No doubt we have been successful by adapting. But how many of our ancestors were actually wise enough to help their peers with these adaptations? Not many. Only after we had settled most of the world’s land mass did we reproduce enough to gain the power of numbers we have today.

How many among us are wise today? We have television shows that broadcast activities some of us do that are not just dangerous, but downright stupid. Many of those acts of stupidity are scripted, planned, choreographed.

Many people today risk their lives doing things that are not just dangerous to health, but risky to their lives. All to get attention or money. Our species is unique, for certain, in that way. Wise?

Our species is especially known for its tool making and use and for its written knowledge. These are relatively recent in human history, comprising no more than 2% of the time we have existed. How many of us have actually created a tool, or could use one unknown to us previously without training with a manual or by watching others? How many of us have actually read any number of the millions of books that sit lonely in our libraries?

We have entire industries based on values that were created from nothing by people who knew how to make money by exploiting naiveté and stupidity. For example, the fashion industry that creates items of clothing that are titillating or ugly, items that may well only be worn once though they cost thousands of dollars to buy. It’s not as if these could be donated to clothing collections for the poor.

We have giant pharmaceutical companies that cater to people who live unhealthy lives, selling them drugs that guarantee to keep them enslaved to drugs until they die. And giant agribusinesses that create many foods so unhealthy that they feed customers constantly to the pharmaceutical companies.

These industries are all enormously wealthy. And powerful enough that they can influence governments to create laws or regulations that allow them to function and to put those who oppose them into prison or ruin their reputations.

I am not saying these industries should not exist. I am saying their customers could hardly be called wise. We could teach people to be wiser. But we don’t. How wise is that?

If a rabbit created a system of taxonomy, I have no doubt that rabbits would be at the top of the scale of development. Impossible? How would you know? You can’t even communicate with rabbits. Rabbits might be the most sophisticated animals species on the planet, but we would not know it because we have already dubbed ourselves the most highly developed.
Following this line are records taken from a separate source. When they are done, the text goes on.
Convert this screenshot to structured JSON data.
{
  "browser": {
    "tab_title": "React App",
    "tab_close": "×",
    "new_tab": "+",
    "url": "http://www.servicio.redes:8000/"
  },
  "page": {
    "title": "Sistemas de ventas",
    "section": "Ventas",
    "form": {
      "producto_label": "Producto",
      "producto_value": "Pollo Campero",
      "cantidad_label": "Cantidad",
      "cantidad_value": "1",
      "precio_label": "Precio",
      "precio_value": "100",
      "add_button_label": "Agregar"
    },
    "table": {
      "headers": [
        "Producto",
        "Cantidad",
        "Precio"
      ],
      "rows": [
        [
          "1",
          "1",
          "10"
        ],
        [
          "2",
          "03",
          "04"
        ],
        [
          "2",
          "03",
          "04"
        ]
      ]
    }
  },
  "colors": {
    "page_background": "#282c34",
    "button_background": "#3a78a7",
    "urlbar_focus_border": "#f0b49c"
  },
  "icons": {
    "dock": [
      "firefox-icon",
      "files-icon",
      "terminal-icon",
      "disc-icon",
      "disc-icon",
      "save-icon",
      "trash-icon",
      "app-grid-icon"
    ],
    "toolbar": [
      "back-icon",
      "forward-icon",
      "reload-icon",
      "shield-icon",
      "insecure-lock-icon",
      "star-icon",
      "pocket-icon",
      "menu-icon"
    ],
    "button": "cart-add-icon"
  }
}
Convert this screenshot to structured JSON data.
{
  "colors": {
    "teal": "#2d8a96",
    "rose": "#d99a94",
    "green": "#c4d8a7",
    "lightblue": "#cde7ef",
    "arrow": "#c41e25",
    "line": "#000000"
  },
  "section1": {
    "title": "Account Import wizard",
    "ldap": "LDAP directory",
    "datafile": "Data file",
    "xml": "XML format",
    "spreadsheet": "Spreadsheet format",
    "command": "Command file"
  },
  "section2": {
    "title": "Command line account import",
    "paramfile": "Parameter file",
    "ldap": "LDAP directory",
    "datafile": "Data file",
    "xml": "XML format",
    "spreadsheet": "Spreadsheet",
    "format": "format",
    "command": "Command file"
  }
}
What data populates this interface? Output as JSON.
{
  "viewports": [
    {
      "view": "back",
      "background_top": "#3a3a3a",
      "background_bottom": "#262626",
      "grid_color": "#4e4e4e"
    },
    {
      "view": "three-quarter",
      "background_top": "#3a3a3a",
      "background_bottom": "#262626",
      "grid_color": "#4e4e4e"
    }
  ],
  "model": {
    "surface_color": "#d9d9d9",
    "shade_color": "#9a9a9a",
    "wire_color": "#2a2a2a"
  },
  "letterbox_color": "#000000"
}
Think about it. They are cute, cuddly, they love to have sex, they have no trouble finding food for themselves or shelter for their families and they can withstand any weather in any climate. Can you say that about yourself?

Before you accept our self-ordained title as the smartest, most developed and most sophisticated animal on the planet, drive to a supermarket and watch people jockeying for the parking places closest to the door, even if the space is designated for people with handicaps and they aren’t. Or follow a few people down the aisles and watch how they position their carts as they gaze over goods on shelves.

Homo sapiens sapiens. Just a name. Don’t take it too seriously. Other animals and plants are probably laughing at us and we don’t even know it.

Among our brightest and best educated fellow humans are those who want to visit planets in other star systems. Not a single one of these people can communicate in the language of any other living things on this planet.

Yet a few of them have learned many words in human languages.

Bill Allin is the author of Turning It Around: Causes and Cures for Today’s Epidemic Social Problems, a guidebook for parents and teachers who want their children to grow up well balanced as well as just smart.
Learn more at http://billallin.com